The range for electric furnace cost and installation is between $2,000 – $4,000 while the range for gas is $4,500 – $6,000. You may also have to purchase an additional indoor coil for gas furnaces, which can cost another few hundred dollars. Again though, your average costs are generally more due to the rates of electricity. So if you’re asking which is cheaper, it’s important to take into account the whole picture.
Electric furnaces are quieter than gas furnaces. There are no vents, no burners, and fewer components overall. This simple design makes can make for less distraction in the home. However, we would by no means call gas furnaces disruptive just because they grumble when they turn on or make themselves known when the burner ignites.
An electrical unit is typically functional for 20 – 30 years, while a gas unit will last for between 10 – 20 years. Gas units will undergo more stress over the years, given their particle production and build-up from many years of use. An electric furnace does not have to be cleaned that often, nor is an electric furnace as at-risk for corrosion.
Installation & Upkeep
An electrical unit is easier to install, ensuring less of a disruption to your everyday routines. Gas units are a bit of a project to fit them into your home and get them up and running.
Electrical furnaces also don’t require a lot of maintenance, given their straightforward configuration. Homeowners can usually troubleshoot their own issues without having to call in a technician. With a gas furnace, it’s far more difficult to get a handle on the intricacies of the unit. From the heat exchanger to the blowers, it’s usually better to seek the advice of a professional.
Because gas furnaces emit a small amount of carbon monoxide, an odorless, colorless, and deadly gas, homeowners face more pressure to ensure that it hasn’t malfunctioned. This can usually be solved with the help of a carbon monoxide detector, but it’s still a significant risk that some homeowners would prefer not to take.
For those who don’t want to wait for the home to heat up, gas units score big points in this category. They tend to be more effective for extreme temperatures, turning up the intensity right when inhabitants need it the most. An electrical furnace is more of a slow burn.
Relatively dry and hot climates are usually perfect for electric furnaces, largely because their heating requirements are already minimized by the natural climate.
What to Ask Yourself
For some, the answer will be relatively simple: many homeowners want the long-term savings and the efficiency of a gas furnace — even when you factor in the potential downsides. But for others, the decision-making process isn’t quite as easy.
Here are a few questions to ask yourself:
- Will you have the time and energy to devote to a gas furnace? For those who often ignore home maintenance or delay it for months at a time, the electric option might make more practical sense.
- Are you aware of the environmental costs? According to the EPA, the majority of electricity relies on techniques that are judged to be just 30% efficient. Natural gas may produce emissions, but the fuel is cleaner than coal (which is a common fuel used to make electricity).

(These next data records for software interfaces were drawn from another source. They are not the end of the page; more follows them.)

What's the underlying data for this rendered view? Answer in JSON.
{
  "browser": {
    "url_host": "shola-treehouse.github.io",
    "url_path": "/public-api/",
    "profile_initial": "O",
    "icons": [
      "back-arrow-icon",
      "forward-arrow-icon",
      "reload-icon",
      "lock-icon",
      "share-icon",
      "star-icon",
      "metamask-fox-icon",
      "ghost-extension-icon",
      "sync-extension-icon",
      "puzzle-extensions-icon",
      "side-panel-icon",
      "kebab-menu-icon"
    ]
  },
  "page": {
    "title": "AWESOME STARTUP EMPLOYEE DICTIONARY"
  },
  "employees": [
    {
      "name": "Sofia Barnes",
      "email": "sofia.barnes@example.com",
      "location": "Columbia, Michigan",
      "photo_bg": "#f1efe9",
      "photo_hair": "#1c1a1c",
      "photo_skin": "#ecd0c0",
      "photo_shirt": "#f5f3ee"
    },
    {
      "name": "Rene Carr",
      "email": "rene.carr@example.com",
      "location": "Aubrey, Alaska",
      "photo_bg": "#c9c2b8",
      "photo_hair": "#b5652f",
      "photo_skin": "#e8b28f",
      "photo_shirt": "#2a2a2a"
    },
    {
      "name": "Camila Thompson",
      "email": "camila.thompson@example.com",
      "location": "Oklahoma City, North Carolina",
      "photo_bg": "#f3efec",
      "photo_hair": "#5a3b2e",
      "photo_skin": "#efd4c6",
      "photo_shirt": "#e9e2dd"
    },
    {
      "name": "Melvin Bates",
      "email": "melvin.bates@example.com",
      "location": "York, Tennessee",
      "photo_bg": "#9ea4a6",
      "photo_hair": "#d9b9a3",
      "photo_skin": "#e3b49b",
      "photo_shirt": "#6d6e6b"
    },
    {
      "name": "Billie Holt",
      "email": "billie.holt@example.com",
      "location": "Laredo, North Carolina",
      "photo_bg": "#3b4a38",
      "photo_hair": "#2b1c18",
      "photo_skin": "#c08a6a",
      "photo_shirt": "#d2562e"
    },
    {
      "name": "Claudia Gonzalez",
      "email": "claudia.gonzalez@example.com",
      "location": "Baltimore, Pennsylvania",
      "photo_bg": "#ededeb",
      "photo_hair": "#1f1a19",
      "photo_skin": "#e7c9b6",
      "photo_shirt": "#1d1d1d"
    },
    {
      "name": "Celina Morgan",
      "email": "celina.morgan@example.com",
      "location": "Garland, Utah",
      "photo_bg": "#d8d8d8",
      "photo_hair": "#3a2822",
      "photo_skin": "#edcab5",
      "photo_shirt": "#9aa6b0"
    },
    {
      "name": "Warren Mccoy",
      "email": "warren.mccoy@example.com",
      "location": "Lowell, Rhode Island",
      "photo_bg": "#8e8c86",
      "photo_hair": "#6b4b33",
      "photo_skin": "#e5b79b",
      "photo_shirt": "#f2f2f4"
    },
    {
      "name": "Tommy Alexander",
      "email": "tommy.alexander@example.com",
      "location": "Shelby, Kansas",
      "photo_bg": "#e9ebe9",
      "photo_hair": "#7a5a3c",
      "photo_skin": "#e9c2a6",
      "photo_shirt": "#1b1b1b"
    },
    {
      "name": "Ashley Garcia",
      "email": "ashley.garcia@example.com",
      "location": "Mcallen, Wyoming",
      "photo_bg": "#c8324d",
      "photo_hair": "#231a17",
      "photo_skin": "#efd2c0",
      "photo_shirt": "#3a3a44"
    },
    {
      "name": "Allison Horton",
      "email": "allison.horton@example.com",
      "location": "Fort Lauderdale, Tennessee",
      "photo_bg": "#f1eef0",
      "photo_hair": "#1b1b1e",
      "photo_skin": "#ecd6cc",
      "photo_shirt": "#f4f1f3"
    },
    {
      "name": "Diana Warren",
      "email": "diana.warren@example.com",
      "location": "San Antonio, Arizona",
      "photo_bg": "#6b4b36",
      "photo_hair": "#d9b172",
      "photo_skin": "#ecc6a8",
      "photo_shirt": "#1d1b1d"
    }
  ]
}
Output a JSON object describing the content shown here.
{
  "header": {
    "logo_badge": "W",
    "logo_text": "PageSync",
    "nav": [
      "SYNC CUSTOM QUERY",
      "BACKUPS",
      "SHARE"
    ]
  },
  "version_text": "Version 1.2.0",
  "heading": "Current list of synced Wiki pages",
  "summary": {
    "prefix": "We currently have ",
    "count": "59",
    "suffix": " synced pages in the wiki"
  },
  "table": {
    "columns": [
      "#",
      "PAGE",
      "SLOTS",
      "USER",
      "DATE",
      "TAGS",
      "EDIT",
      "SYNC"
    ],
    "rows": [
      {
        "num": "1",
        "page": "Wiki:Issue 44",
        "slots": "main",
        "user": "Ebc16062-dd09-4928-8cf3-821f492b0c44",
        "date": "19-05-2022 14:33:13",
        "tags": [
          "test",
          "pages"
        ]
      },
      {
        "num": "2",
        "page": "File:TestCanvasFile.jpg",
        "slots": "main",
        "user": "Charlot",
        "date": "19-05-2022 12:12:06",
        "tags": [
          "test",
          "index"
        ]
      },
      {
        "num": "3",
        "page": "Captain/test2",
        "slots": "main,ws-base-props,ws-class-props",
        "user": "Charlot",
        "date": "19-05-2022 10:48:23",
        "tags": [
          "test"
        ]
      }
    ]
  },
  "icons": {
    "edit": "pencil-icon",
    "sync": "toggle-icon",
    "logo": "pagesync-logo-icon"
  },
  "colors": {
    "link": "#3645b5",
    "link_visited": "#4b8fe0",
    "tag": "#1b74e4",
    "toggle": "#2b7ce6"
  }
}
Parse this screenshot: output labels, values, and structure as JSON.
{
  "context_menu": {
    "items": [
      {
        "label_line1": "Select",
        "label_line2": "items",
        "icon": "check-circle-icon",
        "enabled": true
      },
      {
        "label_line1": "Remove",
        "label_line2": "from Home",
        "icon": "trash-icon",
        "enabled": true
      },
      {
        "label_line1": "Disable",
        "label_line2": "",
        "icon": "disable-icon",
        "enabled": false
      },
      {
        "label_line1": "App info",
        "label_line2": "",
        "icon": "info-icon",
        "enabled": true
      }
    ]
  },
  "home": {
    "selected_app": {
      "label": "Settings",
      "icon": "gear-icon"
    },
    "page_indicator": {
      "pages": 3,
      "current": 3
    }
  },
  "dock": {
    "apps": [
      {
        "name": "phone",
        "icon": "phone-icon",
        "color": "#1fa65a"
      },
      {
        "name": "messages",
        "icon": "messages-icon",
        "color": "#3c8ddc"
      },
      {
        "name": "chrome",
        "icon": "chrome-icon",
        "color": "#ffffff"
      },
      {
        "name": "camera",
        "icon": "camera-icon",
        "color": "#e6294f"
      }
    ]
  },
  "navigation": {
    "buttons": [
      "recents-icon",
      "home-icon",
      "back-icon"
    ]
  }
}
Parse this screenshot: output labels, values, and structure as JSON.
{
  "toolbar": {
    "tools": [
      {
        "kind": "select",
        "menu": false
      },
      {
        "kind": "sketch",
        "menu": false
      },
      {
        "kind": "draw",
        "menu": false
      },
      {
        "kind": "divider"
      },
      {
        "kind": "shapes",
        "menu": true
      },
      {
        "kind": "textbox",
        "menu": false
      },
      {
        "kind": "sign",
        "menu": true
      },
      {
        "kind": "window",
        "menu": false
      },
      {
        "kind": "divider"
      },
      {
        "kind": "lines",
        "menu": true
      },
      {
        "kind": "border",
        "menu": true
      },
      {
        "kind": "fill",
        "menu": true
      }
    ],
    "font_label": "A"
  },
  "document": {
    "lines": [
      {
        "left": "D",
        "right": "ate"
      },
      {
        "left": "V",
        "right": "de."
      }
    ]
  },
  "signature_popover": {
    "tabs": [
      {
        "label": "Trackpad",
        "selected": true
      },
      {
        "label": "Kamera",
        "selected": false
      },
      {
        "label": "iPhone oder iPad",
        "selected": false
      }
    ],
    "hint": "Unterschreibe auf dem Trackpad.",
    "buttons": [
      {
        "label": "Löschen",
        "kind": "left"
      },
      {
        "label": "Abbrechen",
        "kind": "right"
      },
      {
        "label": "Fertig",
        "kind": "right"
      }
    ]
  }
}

- Are you using an air handler? If you have this piece of equipment with an air conditioner, you’re likely going to run up your bills even higher with an electric furnace. The continuous strain on the furnace might also cause the lifespan to deteriorate.
- Do you have a heat pump and air conditioner? If you’re using this equipment in conjunction with a gas furnace, it can be a great way to provide year-round air treatments to keep you comfortable.
Ask for Help
“Gas or electric?” is a valid question for the homeowners that NewACunit.com services. Because we work in relatively mild climates, there’s no reason to preclude one or the other. If you have more questions about the best one that’s right for your home, schedule some time to check in with us and learn more about your options.